As standard, you get an 11kW AC on-board charger, though a future option will allow customers to pay extra for a more powerful 22kW unit. Using an AC charging point, the 11kW on-board charger tops up the car from 10-100% in 10 hours. If you use a 7.4kW wallbox, you'll be looking at 17 hours and 15 minutes for a complete charge; so full replenishment will need a couple of nights of sleep then.
The Mercedes S-Class was never - could never - have been developed into the GLS SUV. Both are very different designs. And in considering that, you get some idea of the scale of the engineering task involved in using just about everything from the EQS saloon - basically the S-Class of the future - to create the EQS SUV. Which is why development of this exclusive SUV took so long.

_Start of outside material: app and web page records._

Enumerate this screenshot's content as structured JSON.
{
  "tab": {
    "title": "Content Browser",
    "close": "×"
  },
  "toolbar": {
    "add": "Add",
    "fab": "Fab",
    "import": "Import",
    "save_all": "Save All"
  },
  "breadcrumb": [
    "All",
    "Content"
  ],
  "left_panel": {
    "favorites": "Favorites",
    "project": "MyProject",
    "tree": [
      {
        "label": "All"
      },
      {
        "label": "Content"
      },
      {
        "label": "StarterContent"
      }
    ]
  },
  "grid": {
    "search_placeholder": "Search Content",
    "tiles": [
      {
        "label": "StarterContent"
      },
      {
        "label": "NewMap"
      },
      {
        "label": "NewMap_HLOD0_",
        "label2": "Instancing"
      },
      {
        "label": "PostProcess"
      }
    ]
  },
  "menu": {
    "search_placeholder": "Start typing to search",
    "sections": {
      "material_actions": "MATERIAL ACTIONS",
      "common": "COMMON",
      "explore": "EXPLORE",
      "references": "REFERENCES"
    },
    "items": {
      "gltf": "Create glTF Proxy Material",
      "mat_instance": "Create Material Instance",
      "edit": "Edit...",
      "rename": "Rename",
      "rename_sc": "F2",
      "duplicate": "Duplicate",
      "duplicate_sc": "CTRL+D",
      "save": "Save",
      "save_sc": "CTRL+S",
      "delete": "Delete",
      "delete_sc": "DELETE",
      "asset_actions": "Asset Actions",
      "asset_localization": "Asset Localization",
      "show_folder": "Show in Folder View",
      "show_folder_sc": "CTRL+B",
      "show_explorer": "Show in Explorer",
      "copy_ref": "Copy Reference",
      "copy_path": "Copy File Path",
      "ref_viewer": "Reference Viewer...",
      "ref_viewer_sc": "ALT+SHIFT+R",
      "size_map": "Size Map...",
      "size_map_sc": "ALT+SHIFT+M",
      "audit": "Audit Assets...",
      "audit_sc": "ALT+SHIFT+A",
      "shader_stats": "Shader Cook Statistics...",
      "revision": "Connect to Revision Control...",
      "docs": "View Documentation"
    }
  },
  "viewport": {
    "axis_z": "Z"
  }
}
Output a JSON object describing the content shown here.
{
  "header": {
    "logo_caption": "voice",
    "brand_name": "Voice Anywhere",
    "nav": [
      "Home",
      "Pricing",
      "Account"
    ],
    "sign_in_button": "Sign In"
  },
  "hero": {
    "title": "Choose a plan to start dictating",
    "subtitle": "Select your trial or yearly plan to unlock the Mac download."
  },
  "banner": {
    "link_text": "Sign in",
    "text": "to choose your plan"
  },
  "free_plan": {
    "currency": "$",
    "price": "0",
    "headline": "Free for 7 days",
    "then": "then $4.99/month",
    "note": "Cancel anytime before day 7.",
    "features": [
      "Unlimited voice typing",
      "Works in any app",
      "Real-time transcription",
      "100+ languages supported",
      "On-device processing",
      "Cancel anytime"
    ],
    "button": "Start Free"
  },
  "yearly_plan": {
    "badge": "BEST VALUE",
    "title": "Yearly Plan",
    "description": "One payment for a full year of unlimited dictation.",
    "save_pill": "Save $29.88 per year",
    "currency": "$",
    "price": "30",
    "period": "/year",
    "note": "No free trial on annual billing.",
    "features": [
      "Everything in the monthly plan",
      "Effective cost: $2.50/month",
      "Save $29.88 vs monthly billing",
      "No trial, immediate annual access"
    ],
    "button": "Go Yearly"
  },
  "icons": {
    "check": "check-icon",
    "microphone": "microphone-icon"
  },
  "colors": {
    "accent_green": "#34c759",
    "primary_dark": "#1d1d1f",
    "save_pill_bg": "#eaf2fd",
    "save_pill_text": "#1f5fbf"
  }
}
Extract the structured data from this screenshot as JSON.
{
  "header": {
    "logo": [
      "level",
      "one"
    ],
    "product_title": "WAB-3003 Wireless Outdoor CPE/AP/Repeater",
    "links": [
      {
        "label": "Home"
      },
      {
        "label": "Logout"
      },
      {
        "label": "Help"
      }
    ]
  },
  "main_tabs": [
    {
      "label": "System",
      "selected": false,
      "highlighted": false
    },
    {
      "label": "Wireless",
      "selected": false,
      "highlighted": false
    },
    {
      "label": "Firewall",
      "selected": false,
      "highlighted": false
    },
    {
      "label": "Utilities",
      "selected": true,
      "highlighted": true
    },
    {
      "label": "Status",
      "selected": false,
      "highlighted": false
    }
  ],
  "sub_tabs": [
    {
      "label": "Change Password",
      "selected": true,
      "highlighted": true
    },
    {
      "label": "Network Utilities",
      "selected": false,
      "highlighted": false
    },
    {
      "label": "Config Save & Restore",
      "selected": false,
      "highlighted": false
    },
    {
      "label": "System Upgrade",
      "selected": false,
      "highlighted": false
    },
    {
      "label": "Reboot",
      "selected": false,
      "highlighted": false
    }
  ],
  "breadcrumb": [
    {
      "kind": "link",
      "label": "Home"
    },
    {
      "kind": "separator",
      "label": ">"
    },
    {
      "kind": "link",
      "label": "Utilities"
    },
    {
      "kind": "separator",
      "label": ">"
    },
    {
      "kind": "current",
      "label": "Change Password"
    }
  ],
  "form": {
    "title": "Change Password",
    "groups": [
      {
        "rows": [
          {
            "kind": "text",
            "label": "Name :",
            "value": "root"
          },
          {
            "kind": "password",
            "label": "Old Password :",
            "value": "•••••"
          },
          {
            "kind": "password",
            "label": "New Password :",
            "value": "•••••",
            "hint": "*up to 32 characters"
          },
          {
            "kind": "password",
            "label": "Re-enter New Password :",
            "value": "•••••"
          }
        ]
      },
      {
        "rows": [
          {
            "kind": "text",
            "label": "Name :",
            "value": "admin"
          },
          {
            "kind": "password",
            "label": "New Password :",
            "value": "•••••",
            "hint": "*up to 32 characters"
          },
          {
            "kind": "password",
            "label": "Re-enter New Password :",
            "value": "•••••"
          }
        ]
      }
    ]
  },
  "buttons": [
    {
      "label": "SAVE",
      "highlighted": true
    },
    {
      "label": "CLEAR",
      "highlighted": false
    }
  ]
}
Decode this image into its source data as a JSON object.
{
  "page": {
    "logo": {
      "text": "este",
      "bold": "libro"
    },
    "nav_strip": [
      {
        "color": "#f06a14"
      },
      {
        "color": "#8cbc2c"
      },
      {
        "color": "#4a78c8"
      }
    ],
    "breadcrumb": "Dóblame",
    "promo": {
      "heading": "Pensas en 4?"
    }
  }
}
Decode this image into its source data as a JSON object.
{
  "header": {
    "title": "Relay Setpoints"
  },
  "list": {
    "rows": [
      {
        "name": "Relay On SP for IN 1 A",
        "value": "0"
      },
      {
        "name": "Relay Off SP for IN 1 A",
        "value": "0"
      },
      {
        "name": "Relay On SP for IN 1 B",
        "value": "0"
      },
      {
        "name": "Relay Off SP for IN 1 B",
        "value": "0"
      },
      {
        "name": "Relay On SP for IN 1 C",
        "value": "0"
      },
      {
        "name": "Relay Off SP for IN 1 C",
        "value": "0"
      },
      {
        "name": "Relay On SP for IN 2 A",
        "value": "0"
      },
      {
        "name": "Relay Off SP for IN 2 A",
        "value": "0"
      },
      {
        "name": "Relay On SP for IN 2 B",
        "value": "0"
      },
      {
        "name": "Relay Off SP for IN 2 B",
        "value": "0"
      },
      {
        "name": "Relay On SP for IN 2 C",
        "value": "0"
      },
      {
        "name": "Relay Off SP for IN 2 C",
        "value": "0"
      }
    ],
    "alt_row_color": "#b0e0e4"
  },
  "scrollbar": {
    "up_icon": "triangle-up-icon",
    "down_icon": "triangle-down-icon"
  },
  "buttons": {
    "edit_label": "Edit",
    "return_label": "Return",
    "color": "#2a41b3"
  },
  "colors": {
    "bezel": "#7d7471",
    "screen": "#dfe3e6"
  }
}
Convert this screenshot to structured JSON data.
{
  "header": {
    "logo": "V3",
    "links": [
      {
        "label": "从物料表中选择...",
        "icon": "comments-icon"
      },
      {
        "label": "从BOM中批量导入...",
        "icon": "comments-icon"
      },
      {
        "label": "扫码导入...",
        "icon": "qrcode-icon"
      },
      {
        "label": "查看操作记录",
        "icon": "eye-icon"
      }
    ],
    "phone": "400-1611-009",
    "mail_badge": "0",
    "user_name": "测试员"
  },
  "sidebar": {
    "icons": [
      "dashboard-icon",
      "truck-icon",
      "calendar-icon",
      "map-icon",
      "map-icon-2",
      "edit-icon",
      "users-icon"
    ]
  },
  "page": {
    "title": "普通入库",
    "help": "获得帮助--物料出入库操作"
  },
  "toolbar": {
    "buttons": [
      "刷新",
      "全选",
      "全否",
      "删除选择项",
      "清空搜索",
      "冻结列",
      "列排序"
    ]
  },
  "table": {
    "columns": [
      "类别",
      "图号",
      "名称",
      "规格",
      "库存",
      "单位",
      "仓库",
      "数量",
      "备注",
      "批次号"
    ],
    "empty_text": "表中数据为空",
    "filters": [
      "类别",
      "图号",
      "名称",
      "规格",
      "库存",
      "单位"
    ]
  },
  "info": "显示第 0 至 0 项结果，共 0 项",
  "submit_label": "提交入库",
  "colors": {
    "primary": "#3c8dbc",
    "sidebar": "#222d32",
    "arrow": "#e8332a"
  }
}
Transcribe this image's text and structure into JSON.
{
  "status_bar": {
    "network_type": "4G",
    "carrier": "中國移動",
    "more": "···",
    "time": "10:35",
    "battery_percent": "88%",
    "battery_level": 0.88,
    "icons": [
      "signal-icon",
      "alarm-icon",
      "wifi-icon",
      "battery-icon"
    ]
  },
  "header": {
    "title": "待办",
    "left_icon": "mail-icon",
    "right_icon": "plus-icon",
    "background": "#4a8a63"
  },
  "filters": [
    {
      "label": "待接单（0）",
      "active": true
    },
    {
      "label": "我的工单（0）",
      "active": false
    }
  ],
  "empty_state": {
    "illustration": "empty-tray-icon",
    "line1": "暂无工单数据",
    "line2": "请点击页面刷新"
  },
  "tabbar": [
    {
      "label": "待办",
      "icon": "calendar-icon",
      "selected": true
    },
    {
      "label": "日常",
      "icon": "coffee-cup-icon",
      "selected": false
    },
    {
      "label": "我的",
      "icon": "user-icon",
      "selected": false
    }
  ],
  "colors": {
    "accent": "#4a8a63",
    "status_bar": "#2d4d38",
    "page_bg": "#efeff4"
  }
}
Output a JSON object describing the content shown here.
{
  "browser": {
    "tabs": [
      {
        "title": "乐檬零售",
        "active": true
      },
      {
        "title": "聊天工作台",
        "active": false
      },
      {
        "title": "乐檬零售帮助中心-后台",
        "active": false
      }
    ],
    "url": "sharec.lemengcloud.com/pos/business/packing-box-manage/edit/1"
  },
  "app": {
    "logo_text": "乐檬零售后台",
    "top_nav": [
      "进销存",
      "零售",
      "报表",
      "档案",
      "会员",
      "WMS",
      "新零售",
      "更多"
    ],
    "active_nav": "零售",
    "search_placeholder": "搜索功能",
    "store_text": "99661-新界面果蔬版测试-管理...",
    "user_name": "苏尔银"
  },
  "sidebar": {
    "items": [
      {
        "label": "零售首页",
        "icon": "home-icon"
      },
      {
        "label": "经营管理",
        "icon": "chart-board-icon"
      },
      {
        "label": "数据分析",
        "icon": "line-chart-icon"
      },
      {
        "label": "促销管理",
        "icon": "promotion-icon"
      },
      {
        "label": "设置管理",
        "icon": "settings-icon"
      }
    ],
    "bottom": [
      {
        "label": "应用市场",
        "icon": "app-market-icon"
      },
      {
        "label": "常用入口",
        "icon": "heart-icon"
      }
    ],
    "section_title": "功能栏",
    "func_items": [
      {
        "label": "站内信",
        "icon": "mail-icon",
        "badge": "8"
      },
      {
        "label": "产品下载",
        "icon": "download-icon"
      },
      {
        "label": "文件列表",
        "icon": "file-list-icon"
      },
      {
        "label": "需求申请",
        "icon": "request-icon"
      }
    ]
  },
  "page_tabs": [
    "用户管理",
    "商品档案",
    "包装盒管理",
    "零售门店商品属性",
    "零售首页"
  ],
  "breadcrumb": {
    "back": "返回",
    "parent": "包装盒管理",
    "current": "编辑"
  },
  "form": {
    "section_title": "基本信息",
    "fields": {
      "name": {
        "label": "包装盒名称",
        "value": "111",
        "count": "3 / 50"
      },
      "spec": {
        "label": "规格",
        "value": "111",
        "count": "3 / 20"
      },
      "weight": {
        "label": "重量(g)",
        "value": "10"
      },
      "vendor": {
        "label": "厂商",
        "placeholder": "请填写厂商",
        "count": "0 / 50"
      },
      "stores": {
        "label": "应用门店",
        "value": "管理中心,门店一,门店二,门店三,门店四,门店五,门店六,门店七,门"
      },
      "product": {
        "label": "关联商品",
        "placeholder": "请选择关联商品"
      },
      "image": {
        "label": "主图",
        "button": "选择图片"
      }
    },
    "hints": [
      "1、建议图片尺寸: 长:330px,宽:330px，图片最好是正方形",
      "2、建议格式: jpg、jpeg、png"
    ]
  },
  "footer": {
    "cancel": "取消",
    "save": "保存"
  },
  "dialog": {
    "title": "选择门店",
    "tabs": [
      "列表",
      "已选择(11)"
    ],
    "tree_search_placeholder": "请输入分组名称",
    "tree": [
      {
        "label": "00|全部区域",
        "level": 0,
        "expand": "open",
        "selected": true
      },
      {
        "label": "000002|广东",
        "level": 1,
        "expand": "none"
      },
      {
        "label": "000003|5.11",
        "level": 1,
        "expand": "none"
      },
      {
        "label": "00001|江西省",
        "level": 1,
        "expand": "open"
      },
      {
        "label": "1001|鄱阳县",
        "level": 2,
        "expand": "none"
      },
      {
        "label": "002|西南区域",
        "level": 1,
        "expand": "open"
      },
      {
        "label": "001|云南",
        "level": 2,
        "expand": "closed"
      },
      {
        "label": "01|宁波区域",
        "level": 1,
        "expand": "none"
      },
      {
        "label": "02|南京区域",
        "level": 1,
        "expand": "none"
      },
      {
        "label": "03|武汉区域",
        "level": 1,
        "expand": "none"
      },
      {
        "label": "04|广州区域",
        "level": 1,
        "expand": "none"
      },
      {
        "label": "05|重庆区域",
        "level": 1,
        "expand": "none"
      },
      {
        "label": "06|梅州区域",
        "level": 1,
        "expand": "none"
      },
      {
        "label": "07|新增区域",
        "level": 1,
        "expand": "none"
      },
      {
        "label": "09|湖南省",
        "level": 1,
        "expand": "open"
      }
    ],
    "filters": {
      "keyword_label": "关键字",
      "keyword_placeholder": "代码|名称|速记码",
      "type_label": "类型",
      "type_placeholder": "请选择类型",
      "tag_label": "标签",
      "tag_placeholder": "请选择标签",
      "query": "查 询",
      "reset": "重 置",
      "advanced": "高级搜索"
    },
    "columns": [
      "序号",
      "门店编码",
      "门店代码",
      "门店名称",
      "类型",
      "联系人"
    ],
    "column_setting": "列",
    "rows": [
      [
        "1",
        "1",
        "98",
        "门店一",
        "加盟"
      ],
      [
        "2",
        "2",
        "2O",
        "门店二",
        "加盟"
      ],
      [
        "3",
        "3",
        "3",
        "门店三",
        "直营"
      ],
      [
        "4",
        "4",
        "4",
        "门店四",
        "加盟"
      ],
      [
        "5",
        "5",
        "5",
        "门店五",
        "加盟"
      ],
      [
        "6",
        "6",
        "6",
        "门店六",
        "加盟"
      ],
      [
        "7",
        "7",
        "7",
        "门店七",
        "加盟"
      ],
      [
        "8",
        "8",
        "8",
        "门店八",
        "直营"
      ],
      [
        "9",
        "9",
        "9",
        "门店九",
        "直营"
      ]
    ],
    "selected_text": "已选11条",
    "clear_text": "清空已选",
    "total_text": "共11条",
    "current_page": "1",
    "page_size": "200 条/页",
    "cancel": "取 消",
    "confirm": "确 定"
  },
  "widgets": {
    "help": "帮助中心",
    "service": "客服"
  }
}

What's been achieved here as a result is a very satisfying car indeed. Whether it's worth nearly twice as much as a BMW iX is another question. But this car has the advantage of seven seats and it's a bigger SUV that makes a bigger statement. If that's enough for you, you won't be disappointed.